Kazakauskas’ codes and methods. Even the graphic abstractions contain details of Kazakauskas’ recognisable style and simultaneously evoke a sense of déjà vu. Those are photographic inserts and recurrent motifs – numbers, arrows, exclamation marks, question marks, quote marks, as well as clocks, crowns, hats, angels, and feathers. Collage, quoting, and appropriation are the creative methods of Kazakauskas, based on arranging, pasting, and using “something created by others” rather than creating something new, or, as he himself would say in his trademark humorous and self-ironic way, “I cut to make my work easier, it’s nothing much”.

Programmed foreignness. Kazakauskas mentioned that Polish art and culture, which he had followed through literature, films, and exhibitions, had been his “grand school”. A separate case study deals with Kazakauskas’ appropriations based on quoting fragments of works by the graphic design master Roman Cieślewicz. Next to Polish examples, Kazakauskas’ bookshelves contain neatly arranged specialised magazines in Czech, Hungarian, German, French and English, among them the Swiss Graphis. Kazakauskas named Shigeo Fukuda, the Japanese graphic designer, as one of the artists who had influenced him. Maybe that was the source of Kazakauskas’ minimalism and Japonisme.

Kazakauskuitis. This name with a rare suffix -uitis was one of Kazakauskas’ pseudonyms. He often used it for signing his humorous sketches and cartoons that were printed in the Šluota (The Broom) magazine in the 1960s and 1970s. Kazakauskas designed cheerful New Year’s postcards for the Mintis publishing house, but the most interesting were his sketch projects and limited-edition Christmas and New Year's postcards that he sent to his colleagues and friends.
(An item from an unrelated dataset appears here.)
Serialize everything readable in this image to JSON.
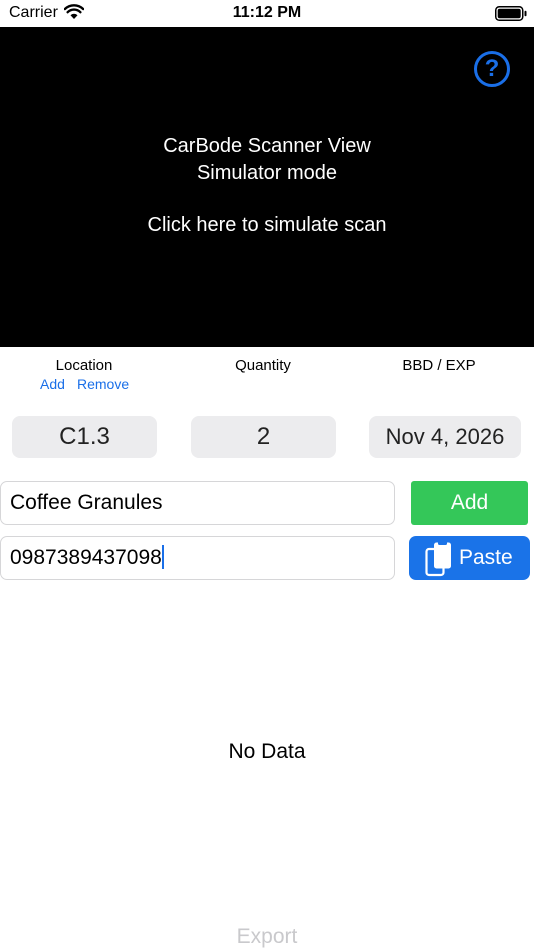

In these, Kazakauskas was intentionally skittish, just as in writing his creative autobiography, which he ended with the phrase “I don’t remember anything else”.


dr. Karolina Jakaitė



Most of the exhibits are from the artist’s personal collection.

Objects were also lent for the exhibition by the Lithuanian Artists’ Association, Martynas Mažvydas National Library, Julijus Balčikonis, Karolina Jakaitė, Maratas Tairovas, and Dainius Liškevičius.

Curators: Julijus Balčikonis, Karolina Jakaitė

Exhibition architecture: Julijus Balčikonis

Graphic design: Tadas Karpavičius

Exhibition design objects: Julijus Balčikonis, Marija Repšytė, Paulius Vitkauskas

Creative Hours dedicated to A. Kazakauskas: Sigutė Chlebinskaitė

Project coordinator: Jurga Minčinauskienė

Financed by: Lithuanian Council for Culture, Family of Antanas Kazakauskas, Vilnius Municipality

Media sponsor: „7 meno dienos“

Partners: „Design Foundation“, Design Forum, Ekspobalta, „Knygų šalis“, Vilnius Academy of Arts, Lithuanian National Museum of Art National Gallery of Art, Lithuanian Artists' Association, Martynas Mažvydas National Library of Lithuania, Publishing house LAPAS, SODAS2123